**WHAT IS NEEDED:**
Return each entry word for word, without its pictures.

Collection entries
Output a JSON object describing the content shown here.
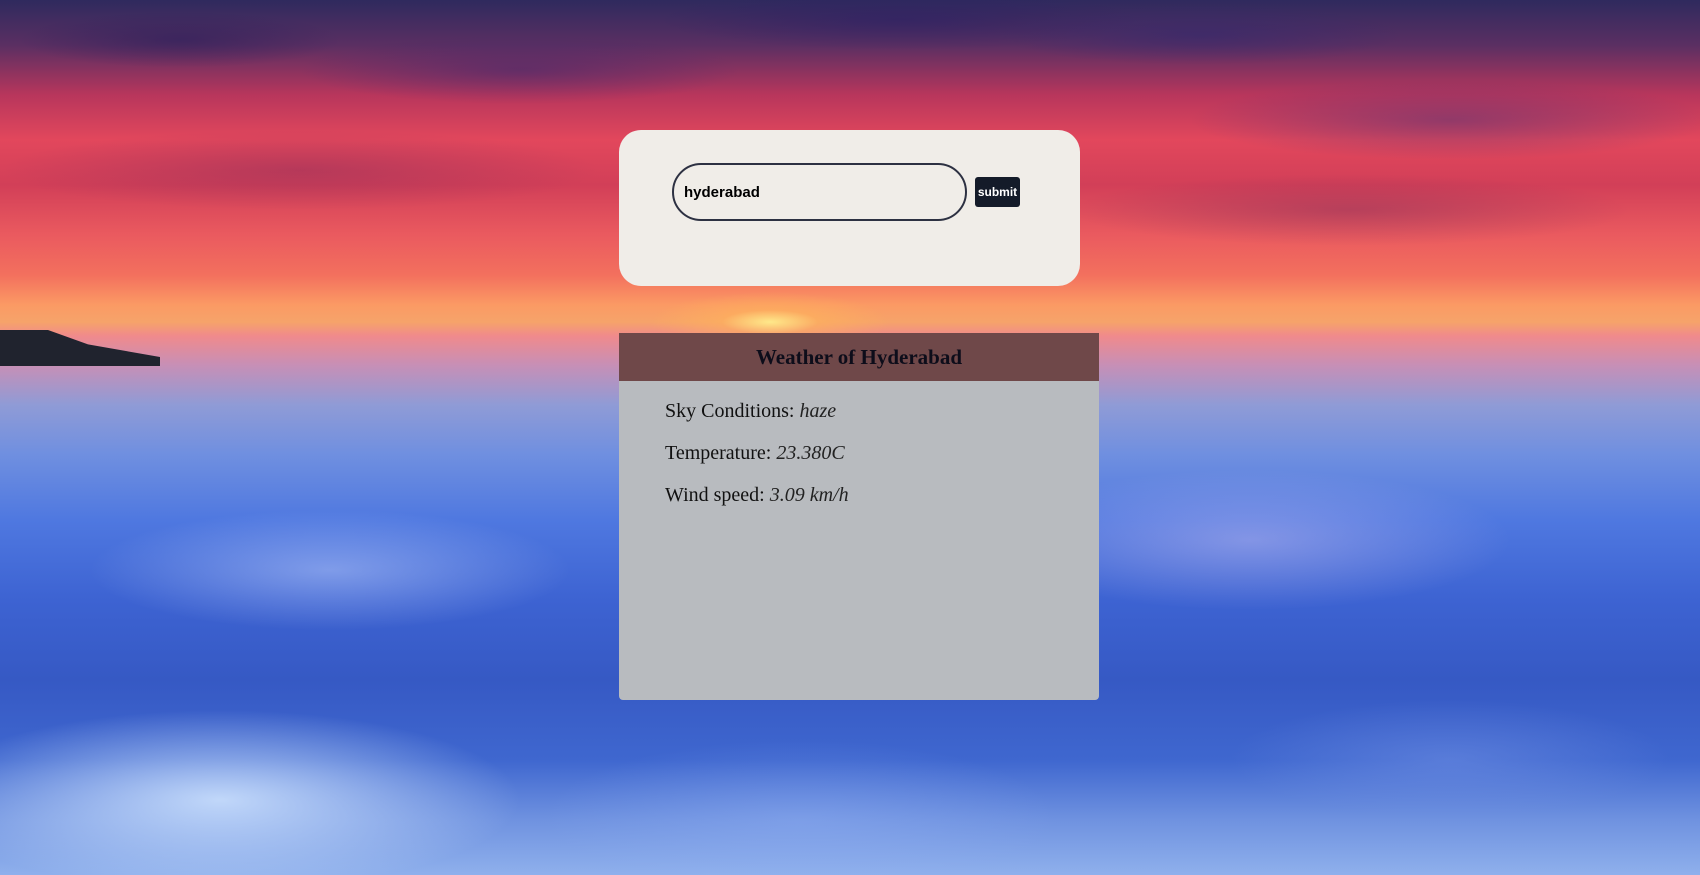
{
  "search": {
    "value": "hyderabad",
    "button_label": "submit"
  },
  "weather": {
    "title": "Weather of Hyderabad",
    "rows": [
      {
        "label": "Sky Conditions: ",
        "value": "haze"
      },
      {
        "label": "Temperature: ",
        "value": "23.380C"
      },
      {
        "label": "Wind speed: ",
        "value": "3.09 km/h"
      }
    ]
  },
  "colors": {
    "card_background": "#f0ede8",
    "button_background": "#141b29",
    "weather_header": "#6f4849",
    "weather_body": "#b8bbbf"
  }
}
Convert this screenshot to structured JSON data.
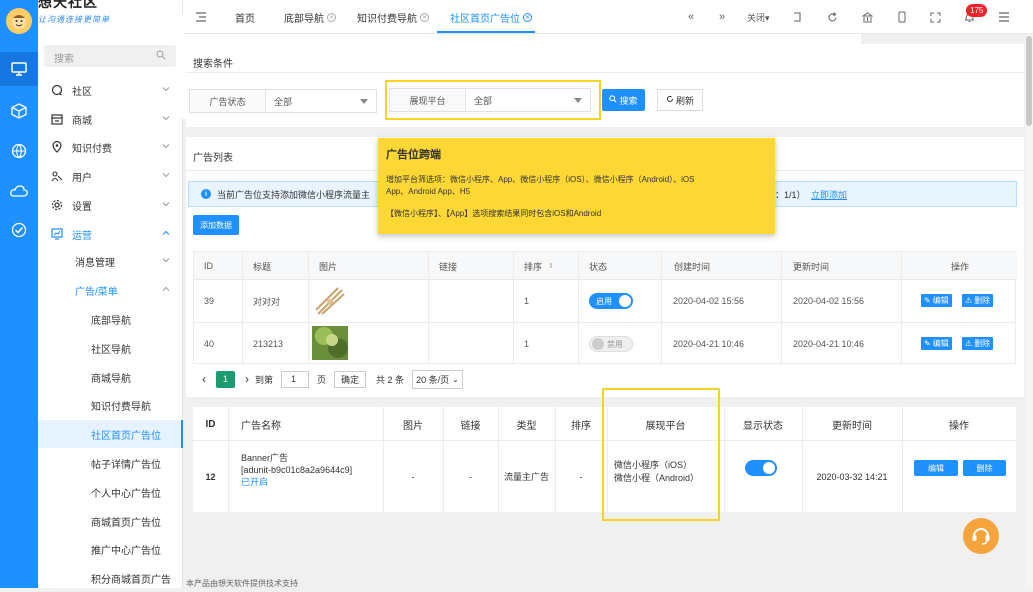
{
  "app": {
    "logo_title": "想天社区",
    "logo_slogan": "让沟通连接更简单"
  },
  "sidebar": {
    "search_placeholder": "搜索",
    "menu": [
      {
        "label": "社区"
      },
      {
        "label": "商城"
      },
      {
        "label": "知识付费"
      },
      {
        "label": "用户"
      },
      {
        "label": "设置"
      },
      {
        "label": "运营"
      }
    ],
    "sub_menu": {
      "label": "消息管理"
    },
    "ad_menu": {
      "label": "广告/菜单"
    },
    "ad_items": [
      {
        "label": "底部导航"
      },
      {
        "label": "社区导航"
      },
      {
        "label": "商城导航"
      },
      {
        "label": "知识付费导航"
      },
      {
        "label": "社区首页广告位"
      },
      {
        "label": "帖子详情广告位"
      },
      {
        "label": "个人中心广告位"
      },
      {
        "label": "商城首页广告位"
      },
      {
        "label": "推广中心广告位"
      },
      {
        "label": "积分商城首页广告"
      }
    ]
  },
  "topbar": {
    "tabs": [
      {
        "label": "首页"
      },
      {
        "label": "底部导航"
      },
      {
        "label": "知识付费导航"
      },
      {
        "label": "社区首页广告位"
      }
    ],
    "close_label": "关闭",
    "badge_count": "175"
  },
  "search": {
    "title": "搜索条件",
    "status_label": "广告状态",
    "status_value": "全部",
    "platform_label": "展现平台",
    "platform_value": "全部",
    "search_btn": "搜索",
    "refresh_btn": "刷新"
  },
  "tooltip": {
    "title": "广告位跨端",
    "line1": "增加平台筛选项：微信小程序、App、微信小程序（iOS）、微信小程序（Android）、iOS",
    "line2": "App、Android App、H5",
    "line3": "【微信小程序】、【App】选项搜索结果同时包含iOS和Android"
  },
  "list": {
    "title": "广告列表",
    "notice": "当前广告位支持添加微信小程序流量主",
    "notice_tail": "：1/1）",
    "notice_link": "立即添加",
    "add_btn": "添加数据",
    "headers": [
      "ID",
      "标题",
      "图片",
      "链接",
      "排序",
      "状态",
      "创建时间",
      "更新时间",
      "操作"
    ],
    "rows": [
      {
        "id": "39",
        "title": "对对对",
        "link": "",
        "sort": "1",
        "status": "启用",
        "created": "2020-04-02 15:56",
        "updated": "2020-04-02 15:56"
      },
      {
        "id": "40",
        "title": "213213",
        "link": "",
        "sort": "1",
        "status": "禁用",
        "created": "2020-04-21 10:46",
        "updated": "2020-04-21 10:46"
      }
    ],
    "edit_label": "编辑",
    "delete_label": "删除"
  },
  "pager": {
    "current": "1",
    "goto_label": "到第",
    "goto_value": "1",
    "page_unit": "页",
    "confirm": "确定",
    "total": "共 2 条",
    "page_size": "20 条/页"
  },
  "table2": {
    "headers": [
      "ID",
      "广告名称",
      "图片",
      "链接",
      "类型",
      "排序",
      "展现平台",
      "显示状态",
      "更新时间",
      "操作"
    ],
    "row": {
      "id": "12",
      "name_line1": "Banner广告",
      "name_line2": "[adunit-b9c01c8a2a9644c9]",
      "name_status": "已开启",
      "image": "-",
      "link": "-",
      "type": "流量主广告",
      "sort": "-",
      "platform_line1": "微信小程序（iOS）",
      "platform_line2": "微信小程（Android）",
      "updated": "2020-03-32 14:21",
      "edit": "编辑",
      "delete": "删除"
    }
  },
  "footer": {
    "text": "本产品由想天软件提供技术支持"
  },
  "colors": {
    "primary": "#1e90ff",
    "highlight": "#f5d327",
    "tooltip_bg": "#fdd835"
  }
}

**WRITTEN SOLUTION:**
Output a JSON object describing the content shown here.
{
  "search": {
    "value": "hyderabad",
    "button_label": "submit"
  },
  "weather": {
    "title": "Weather of Hyderabad",
    "rows": [
      {
        "label": "Sky Conditions: ",
        "value": "haze"
      },
      {
        "label": "Temperature: ",
        "value": "23.380C"
      },
      {
        "label": "Wind speed: ",
        "value": "3.09 km/h"
      }
    ]
  },
  "colors": {
    "card_background": "#f0ede8",
    "button_background": "#141b29",
    "weather_header": "#6f4849",
    "weather_body": "#b8bbbf"
  }
}
Convert this screenshot to structured JSON data.
{
  "app": {
    "logo_title": "想天社区",
    "logo_slogan": "让沟通连接更简单"
  },
  "sidebar": {
    "search_placeholder": "搜索",
    "menu": [
      {
        "label": "社区"
      },
      {
        "label": "商城"
      },
      {
        "label": "知识付费"
      },
      {
        "label": "用户"
      },
      {
        "label": "设置"
      },
      {
        "label": "运营"
      }
    ],
    "sub_menu": {
      "label": "消息管理"
    },
    "ad_menu": {
      "label": "广告/菜单"
    },
    "ad_items": [
      {
        "label": "底部导航"
      },
      {
        "label": "社区导航"
      },
      {
        "label": "商城导航"
      },
      {
        "label": "知识付费导航"
      },
      {
        "label": "社区首页广告位"
      },
      {
        "label": "帖子详情广告位"
      },
      {
        "label": "个人中心广告位"
      },
      {
        "label": "商城首页广告位"
      },
      {
        "label": "推广中心广告位"
      },
      {
        "label": "积分商城首页广告"
      }
    ]
  },
  "topbar": {
    "tabs": [
      {
        "label": "首页"
      },
      {
        "label": "底部导航"
      },
      {
        "label": "知识付费导航"
      },
      {
        "label": "社区首页广告位"
      }
    ],
    "close_label": "关闭",
    "badge_count": "175"
  },
  "search": {
    "title": "搜索条件",
    "status_label": "广告状态",
    "status_value": "全部",
    "platform_label": "展现平台",
    "platform_value": "全部",
    "search_btn": "搜索",
    "refresh_btn": "刷新"
  },
  "tooltip": {
    "title": "广告位跨端",
    "line1": "增加平台筛选项：微信小程序、App、微信小程序（iOS）、微信小程序（Android）、iOS",
    "line2": "App、Android App、H5",
    "line3": "【微信小程序】、【App】选项搜索结果同时包含iOS和Android"
  },
  "list": {
    "title": "广告列表",
    "notice": "当前广告位支持添加微信小程序流量主",
    "notice_tail": "：1/1）",
    "notice_link": "立即添加",
    "add_btn": "添加数据",
    "headers": [
      "ID",
      "标题",
      "图片",
      "链接",
      "排序",
      "状态",
      "创建时间",
      "更新时间",
      "操作"
    ],
    "rows": [
      {
        "id": "39",
        "title": "对对对",
        "link": "",
        "sort": "1",
        "status": "启用",
        "created": "2020-04-02 15:56",
        "updated": "2020-04-02 15:56"
      },
      {
        "id": "40",
        "title": "213213",
        "link": "",
        "sort": "1",
        "status": "禁用",
        "created": "2020-04-21 10:46",
        "updated": "2020-04-21 10:46"
      }
    ],
    "edit_label": "编辑",
    "delete_label": "删除"
  },
  "pager": {
    "current": "1",
    "goto_label": "到第",
    "goto_value": "1",
    "page_unit": "页",
    "confirm": "确定",
    "total": "共 2 条",
    "page_size": "20 条/页"
  },
  "table2": {
    "headers": [
      "ID",
      "广告名称",
      "图片",
      "链接",
      "类型",
      "排序",
      "展现平台",
      "显示状态",
      "更新时间",
      "操作"
    ],
    "row": {
      "id": "12",
      "name_line1": "Banner广告",
      "name_line2": "[adunit-b9c01c8a2a9644c9]",
      "name_status": "已开启",
      "image": "-",
      "link": "-",
      "type": "流量主广告",
      "sort": "-",
      "platform_line1": "微信小程序（iOS）",
      "platform_line2": "微信小程（Android）",
      "updated": "2020-03-32 14:21",
      "edit": "编辑",
      "delete": "删除"
    }
  },
  "footer": {
    "text": "本产品由想天软件提供技术支持"
  },
  "colors": {
    "primary": "#1e90ff",
    "highlight": "#f5d327",
    "tooltip_bg": "#fdd835"
  }
}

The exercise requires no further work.